ENTRIES SHOWN ::
◇ ◇ ◇ ◇ ◇

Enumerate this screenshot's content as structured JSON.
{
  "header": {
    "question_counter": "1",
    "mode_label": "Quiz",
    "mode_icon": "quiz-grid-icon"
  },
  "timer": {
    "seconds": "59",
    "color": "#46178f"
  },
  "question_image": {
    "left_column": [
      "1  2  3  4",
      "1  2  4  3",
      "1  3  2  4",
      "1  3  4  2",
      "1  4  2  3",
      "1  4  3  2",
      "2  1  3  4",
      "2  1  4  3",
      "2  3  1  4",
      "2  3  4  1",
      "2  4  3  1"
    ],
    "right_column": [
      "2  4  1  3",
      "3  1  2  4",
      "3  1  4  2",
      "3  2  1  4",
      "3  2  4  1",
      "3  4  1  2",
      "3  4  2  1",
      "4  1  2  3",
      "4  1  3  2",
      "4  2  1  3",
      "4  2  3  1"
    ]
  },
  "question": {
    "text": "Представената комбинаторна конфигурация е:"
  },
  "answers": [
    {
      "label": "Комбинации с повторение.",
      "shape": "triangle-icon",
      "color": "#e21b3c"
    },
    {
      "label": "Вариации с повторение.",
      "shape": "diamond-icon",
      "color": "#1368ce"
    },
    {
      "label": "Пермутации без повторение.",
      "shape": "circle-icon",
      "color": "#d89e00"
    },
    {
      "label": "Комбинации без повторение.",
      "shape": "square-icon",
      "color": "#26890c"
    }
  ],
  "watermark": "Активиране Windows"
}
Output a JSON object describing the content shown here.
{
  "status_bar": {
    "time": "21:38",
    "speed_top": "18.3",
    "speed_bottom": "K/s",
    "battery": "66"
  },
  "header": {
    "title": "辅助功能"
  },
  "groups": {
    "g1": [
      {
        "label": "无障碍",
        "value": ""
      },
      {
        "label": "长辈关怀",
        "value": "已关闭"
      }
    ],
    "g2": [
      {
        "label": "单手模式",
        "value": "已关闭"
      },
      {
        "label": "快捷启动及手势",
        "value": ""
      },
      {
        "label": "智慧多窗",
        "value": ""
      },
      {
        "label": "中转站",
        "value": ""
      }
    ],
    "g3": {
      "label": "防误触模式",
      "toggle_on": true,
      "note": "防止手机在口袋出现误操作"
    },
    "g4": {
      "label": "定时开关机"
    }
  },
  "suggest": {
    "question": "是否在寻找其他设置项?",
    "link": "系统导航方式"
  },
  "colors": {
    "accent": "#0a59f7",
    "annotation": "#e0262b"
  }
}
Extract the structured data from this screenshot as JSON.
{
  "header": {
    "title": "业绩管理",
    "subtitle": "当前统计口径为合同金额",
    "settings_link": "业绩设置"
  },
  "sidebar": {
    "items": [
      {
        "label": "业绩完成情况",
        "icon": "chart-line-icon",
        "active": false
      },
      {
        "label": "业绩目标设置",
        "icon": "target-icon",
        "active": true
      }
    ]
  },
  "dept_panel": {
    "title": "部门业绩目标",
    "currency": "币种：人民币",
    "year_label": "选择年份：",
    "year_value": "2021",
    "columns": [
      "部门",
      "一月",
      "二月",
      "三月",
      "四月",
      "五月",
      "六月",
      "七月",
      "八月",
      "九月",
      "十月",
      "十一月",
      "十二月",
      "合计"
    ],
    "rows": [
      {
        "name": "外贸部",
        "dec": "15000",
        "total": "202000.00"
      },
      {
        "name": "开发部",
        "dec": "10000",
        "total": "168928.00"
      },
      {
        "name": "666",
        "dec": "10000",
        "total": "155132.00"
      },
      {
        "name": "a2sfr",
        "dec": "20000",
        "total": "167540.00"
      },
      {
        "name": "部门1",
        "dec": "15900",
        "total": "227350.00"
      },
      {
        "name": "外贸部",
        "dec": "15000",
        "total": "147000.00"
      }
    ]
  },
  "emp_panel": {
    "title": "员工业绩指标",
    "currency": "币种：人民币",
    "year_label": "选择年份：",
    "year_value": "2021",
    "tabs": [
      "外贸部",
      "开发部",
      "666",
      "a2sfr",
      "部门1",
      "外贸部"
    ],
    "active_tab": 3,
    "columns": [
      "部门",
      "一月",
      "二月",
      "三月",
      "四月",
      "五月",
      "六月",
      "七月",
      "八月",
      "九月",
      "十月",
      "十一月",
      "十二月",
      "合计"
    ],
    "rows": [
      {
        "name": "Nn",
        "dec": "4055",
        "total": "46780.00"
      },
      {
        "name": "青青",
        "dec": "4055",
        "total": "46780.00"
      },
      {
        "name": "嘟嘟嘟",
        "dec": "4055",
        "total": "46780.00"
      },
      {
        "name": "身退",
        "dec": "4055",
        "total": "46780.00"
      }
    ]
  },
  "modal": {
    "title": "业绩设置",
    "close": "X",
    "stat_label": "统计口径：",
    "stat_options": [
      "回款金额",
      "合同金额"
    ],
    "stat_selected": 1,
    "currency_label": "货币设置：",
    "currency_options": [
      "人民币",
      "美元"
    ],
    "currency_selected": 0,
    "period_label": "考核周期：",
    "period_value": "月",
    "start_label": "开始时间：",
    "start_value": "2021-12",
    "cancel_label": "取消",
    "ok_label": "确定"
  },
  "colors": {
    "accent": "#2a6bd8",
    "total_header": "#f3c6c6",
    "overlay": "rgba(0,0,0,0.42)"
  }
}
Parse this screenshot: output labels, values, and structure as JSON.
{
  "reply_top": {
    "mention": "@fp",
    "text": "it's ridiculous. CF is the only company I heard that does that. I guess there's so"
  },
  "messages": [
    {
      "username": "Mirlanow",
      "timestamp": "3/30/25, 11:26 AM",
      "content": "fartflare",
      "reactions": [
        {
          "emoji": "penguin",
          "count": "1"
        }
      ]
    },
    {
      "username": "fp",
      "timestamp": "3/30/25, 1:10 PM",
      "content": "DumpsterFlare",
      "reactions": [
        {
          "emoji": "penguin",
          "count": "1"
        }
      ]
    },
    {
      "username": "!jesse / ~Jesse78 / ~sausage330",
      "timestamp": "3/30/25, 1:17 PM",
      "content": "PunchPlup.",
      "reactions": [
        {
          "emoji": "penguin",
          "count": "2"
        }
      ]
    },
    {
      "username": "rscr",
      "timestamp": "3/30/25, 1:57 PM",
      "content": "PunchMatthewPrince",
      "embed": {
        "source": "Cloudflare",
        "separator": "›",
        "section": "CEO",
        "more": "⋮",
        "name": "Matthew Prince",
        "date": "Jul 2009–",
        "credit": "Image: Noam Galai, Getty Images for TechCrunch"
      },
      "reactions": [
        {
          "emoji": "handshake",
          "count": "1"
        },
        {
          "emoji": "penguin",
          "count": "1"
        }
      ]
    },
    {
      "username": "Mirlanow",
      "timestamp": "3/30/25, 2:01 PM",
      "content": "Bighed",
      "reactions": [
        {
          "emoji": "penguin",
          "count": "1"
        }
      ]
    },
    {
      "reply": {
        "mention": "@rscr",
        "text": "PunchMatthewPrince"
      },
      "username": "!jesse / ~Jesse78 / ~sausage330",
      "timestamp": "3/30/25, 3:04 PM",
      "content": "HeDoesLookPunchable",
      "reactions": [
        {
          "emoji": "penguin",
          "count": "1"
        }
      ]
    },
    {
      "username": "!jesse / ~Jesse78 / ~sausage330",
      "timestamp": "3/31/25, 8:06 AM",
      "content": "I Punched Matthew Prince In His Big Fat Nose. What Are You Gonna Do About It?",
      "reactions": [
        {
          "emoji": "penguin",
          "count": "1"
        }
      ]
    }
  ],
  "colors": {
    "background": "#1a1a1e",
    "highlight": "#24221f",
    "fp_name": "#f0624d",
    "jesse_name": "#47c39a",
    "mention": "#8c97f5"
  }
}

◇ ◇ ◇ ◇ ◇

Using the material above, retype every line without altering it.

Enumerate this screenshot's content as structured JSON.
{
  "header": {
    "question_counter": "1",
    "mode_label": "Quiz",
    "mode_icon": "quiz-grid-icon"
  },
  "timer": {
    "seconds": "59",
    "color": "#46178f"
  },
  "question_image": {
    "left_column": [
      "1  2  3  4",
      "1  2  4  3",
      "1  3  2  4",
      "1  3  4  2",
      "1  4  2  3",
      "1  4  3  2",
      "2  1  3  4",
      "2  1  4  3",
      "2  3  1  4",
      "2  3  4  1",
      "2  4  3  1"
    ],
    "right_column": [
      "2  4  1  3",
      "3  1  2  4",
      "3  1  4  2",
      "3  2  1  4",
      "3  2  4  1",
      "3  4  1  2",
      "3  4  2  1",
      "4  1  2  3",
      "4  1  3  2",
      "4  2  1  3",
      "4  2  3  1"
    ]
  },
  "question": {
    "text": "Представената комбинаторна конфигурация е:"
  },
  "answers": [
    {
      "label": "Комбинации с повторение.",
      "shape": "triangle-icon",
      "color": "#e21b3c"
    },
    {
      "label": "Вариации с повторение.",
      "shape": "diamond-icon",
      "color": "#1368ce"
    },
    {
      "label": "Пермутации без повторение.",
      "shape": "circle-icon",
      "color": "#d89e00"
    },
    {
      "label": "Комбинации без повторение.",
      "shape": "square-icon",
      "color": "#26890c"
    }
  ],
  "watermark": "Активиране Windows"
}
Output a JSON object describing the content shown here.
{
  "status_bar": {
    "time": "21:38",
    "speed_top": "18.3",
    "speed_bottom": "K/s",
    "battery": "66"
  },
  "header": {
    "title": "辅助功能"
  },
  "groups": {
    "g1": [
      {
        "label": "无障碍",
        "value": ""
      },
      {
        "label": "长辈关怀",
        "value": "已关闭"
      }
    ],
    "g2": [
      {
        "label": "单手模式",
        "value": "已关闭"
      },
      {
        "label": "快捷启动及手势",
        "value": ""
      },
      {
        "label": "智慧多窗",
        "value": ""
      },
      {
        "label": "中转站",
        "value": ""
      }
    ],
    "g3": {
      "label": "防误触模式",
      "toggle_on": true,
      "note": "防止手机在口袋出现误操作"
    },
    "g4": {
      "label": "定时开关机"
    }
  },
  "suggest": {
    "question": "是否在寻找其他设置项?",
    "link": "系统导航方式"
  },
  "colors": {
    "accent": "#0a59f7",
    "annotation": "#e0262b"
  }
}
Extract the structured data from this screenshot as JSON.
{
  "header": {
    "title": "业绩管理",
    "subtitle": "当前统计口径为合同金额",
    "settings_link": "业绩设置"
  },
  "sidebar": {
    "items": [
      {
        "label": "业绩完成情况",
        "icon": "chart-line-icon",
        "active": false
      },
      {
        "label": "业绩目标设置",
        "icon": "target-icon",
        "active": true
      }
    ]
  },
  "dept_panel": {
    "title": "部门业绩目标",
    "currency": "币种：人民币",
    "year_label": "选择年份：",
    "year_value": "2021",
    "columns": [
      "部门",
      "一月",
      "二月",
      "三月",
      "四月",
      "五月",
      "六月",
      "七月",
      "八月",
      "九月",
      "十月",
      "十一月",
      "十二月",
      "合计"
    ],
    "rows": [
      {
        "name": "外贸部",
        "dec": "15000",
        "total": "202000.00"
      },
      {
        "name": "开发部",
        "dec": "10000",
        "total": "168928.00"
      },
      {
        "name": "666",
        "dec": "10000",
        "total": "155132.00"
      },
      {
        "name": "a2sfr",
        "dec": "20000",
        "total": "167540.00"
      },
      {
        "name": "部门1",
        "dec": "15900",
        "total": "227350.00"
      },
      {
        "name": "外贸部",
        "dec": "15000",
        "total": "147000.00"
      }
    ]
  },
  "emp_panel": {
    "title": "员工业绩指标",
    "currency": "币种：人民币",
    "year_label": "选择年份：",
    "year_value": "2021",
    "tabs": [
      "外贸部",
      "开发部",
      "666",
      "a2sfr",
      "部门1",
      "外贸部"
    ],
    "active_tab": 3,
    "columns": [
      "部门",
      "一月",
      "二月",
      "三月",
      "四月",
      "五月",
      "六月",
      "七月",
      "八月",
      "九月",
      "十月",
      "十一月",
      "十二月",
      "合计"
    ],
    "rows": [
      {
        "name": "Nn",
        "dec": "4055",
        "total": "46780.00"
      },
      {
        "name": "青青",
        "dec": "4055",
        "total": "46780.00"
      },
      {
        "name": "嘟嘟嘟",
        "dec": "4055",
        "total": "46780.00"
      },
      {
        "name": "身退",
        "dec": "4055",
        "total": "46780.00"
      }
    ]
  },
  "modal": {
    "title": "业绩设置",
    "close": "X",
    "stat_label": "统计口径：",
    "stat_options": [
      "回款金额",
      "合同金额"
    ],
    "stat_selected": 1,
    "currency_label": "货币设置：",
    "currency_options": [
      "人民币",
      "美元"
    ],
    "currency_selected": 0,
    "period_label": "考核周期：",
    "period_value": "月",
    "start_label": "开始时间：",
    "start_value": "2021-12",
    "cancel_label": "取消",
    "ok_label": "确定"
  },
  "colors": {
    "accent": "#2a6bd8",
    "total_header": "#f3c6c6",
    "overlay": "rgba(0,0,0,0.42)"
  }
}
Parse this screenshot: output labels, values, and structure as JSON.
{
  "reply_top": {
    "mention": "@fp",
    "text": "it's ridiculous. CF is the only company I heard that does that. I guess there's so"
  },
  "messages": [
    {
      "username": "Mirlanow",
      "timestamp": "3/30/25, 11:26 AM",
      "content": "fartflare",
      "reactions": [
        {
          "emoji": "penguin",
          "count": "1"
        }
      ]
    },
    {
      "username": "fp",
      "timestamp": "3/30/25, 1:10 PM",
      "content": "DumpsterFlare",
      "reactions": [
        {
          "emoji": "penguin",
          "count": "1"
        }
      ]
    },
    {
      "username": "!jesse / ~Jesse78 / ~sausage330",
      "timestamp": "3/30/25, 1:17 PM",
      "content": "PunchPlup.",
      "reactions": [
        {
          "emoji": "penguin",
          "count": "2"
        }
      ]
    },
    {
      "username": "rscr",
      "timestamp": "3/30/25, 1:57 PM",
      "content": "PunchMatthewPrince",
      "embed": {
        "source": "Cloudflare",
        "separator": "›",
        "section": "CEO",
        "more": "⋮",
        "name": "Matthew Prince",
        "date": "Jul 2009–",
        "credit": "Image: Noam Galai, Getty Images for TechCrunch"
      },
      "reactions": [
        {
          "emoji": "handshake",
          "count": "1"
        },
        {
          "emoji": "penguin",
          "count": "1"
        }
      ]
    },
    {
      "username": "Mirlanow",
      "timestamp": "3/30/25, 2:01 PM",
      "content": "Bighed",
      "reactions": [
        {
          "emoji": "penguin",
          "count": "1"
        }
      ]
    },
    {
      "reply": {
        "mention": "@rscr",
        "text": "PunchMatthewPrince"
      },
      "username": "!jesse / ~Jesse78 / ~sausage330",
      "timestamp": "3/30/25, 3:04 PM",
      "content": "HeDoesLookPunchable",
      "reactions": [
        {
          "emoji": "penguin",
          "count": "1"
        }
      ]
    },
    {
      "username": "!jesse / ~Jesse78 / ~sausage330",
      "timestamp": "3/31/25, 8:06 AM",
      "content": "I Punched Matthew Prince In His Big Fat Nose. What Are You Gonna Do About It?",
      "reactions": [
        {
          "emoji": "penguin",
          "count": "1"
        }
      ]
    }
  ],
  "colors": {
    "background": "#1a1a1e",
    "highlight": "#24221f",
    "fp_name": "#f0624d",
    "jesse_name": "#47c39a",
    "mention": "#8c97f5"
  }
}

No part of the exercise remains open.